I wrote this article myself, and it expresses my own opinions. I am not receiving compensation for it (other than from Seeking Alpha). I have no business relationship with any company whose stock is mentioned in this article.
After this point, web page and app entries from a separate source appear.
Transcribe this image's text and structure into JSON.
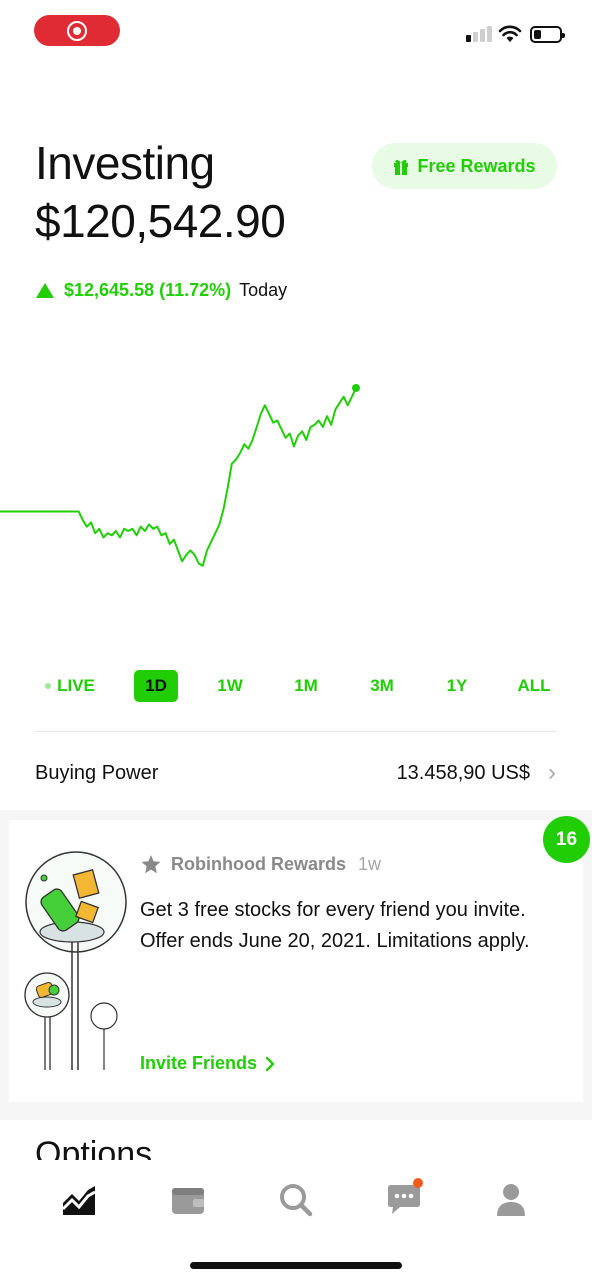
{
  "status_bar": {
    "signal_bars_on": 1,
    "signal_bars_total": 4,
    "battery_level": 0.3
  },
  "header": {
    "title": "Investing",
    "balance": "$120,542.90",
    "rewards_button": "Free Rewards"
  },
  "change": {
    "value": "$12,645.58 (11.72%)",
    "period": "Today",
    "direction": "up"
  },
  "chart_data": {
    "type": "line",
    "title": "",
    "xlabel": "",
    "ylabel": "",
    "color": "#21ce06",
    "baseline_line": true,
    "ylim": [
      0,
      100
    ],
    "values": [
      51,
      51,
      51,
      51,
      51,
      51,
      51,
      51,
      51,
      51,
      51,
      51,
      51,
      51,
      51,
      51,
      51,
      51,
      51,
      51,
      47,
      44,
      46,
      41,
      43,
      39,
      41,
      40,
      42,
      39,
      43,
      42,
      43,
      40,
      44,
      42,
      45,
      43,
      44,
      40,
      41,
      36,
      38,
      33,
      28,
      31,
      33,
      31,
      27,
      26,
      33,
      37,
      41,
      45,
      52,
      62,
      73,
      75,
      78,
      82,
      80,
      84,
      90,
      96,
      100,
      96,
      92,
      93,
      89,
      85,
      87,
      81,
      86,
      88,
      84,
      90,
      91,
      93,
      90,
      95,
      91,
      98,
      101,
      104,
      100,
      104,
      108
    ],
    "accent": "#21ce06"
  },
  "range_tabs": {
    "items": [
      "LIVE",
      "1D",
      "1W",
      "1M",
      "3M",
      "1Y",
      "ALL"
    ],
    "selected": "1D"
  },
  "buying_power": {
    "label": "Buying Power",
    "value": "13.458,90 US$"
  },
  "card": {
    "badge": "16",
    "source": "Robinhood Rewards",
    "age": "1w",
    "body": "Get 3 free stocks for every friend you invite. Offer ends June 20, 2021. Limitations apply.",
    "link": "Invite Friends"
  },
  "next_section": {
    "title": "Options"
  },
  "bottom_nav": {
    "items": [
      "chart-icon",
      "wallet-icon",
      "search-icon",
      "messages-icon",
      "account-icon"
    ],
    "selected": "chart-icon",
    "notification_on": "messages-icon"
  },
  "colors": {
    "accent": "#21ce06",
    "record": "#e02b35",
    "notification": "#f45a19"
  }
}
Editor's Note: This article discusses one or more securities that do not trade on a major U.S. exchange. Please be aware of the risks associated with these stocks.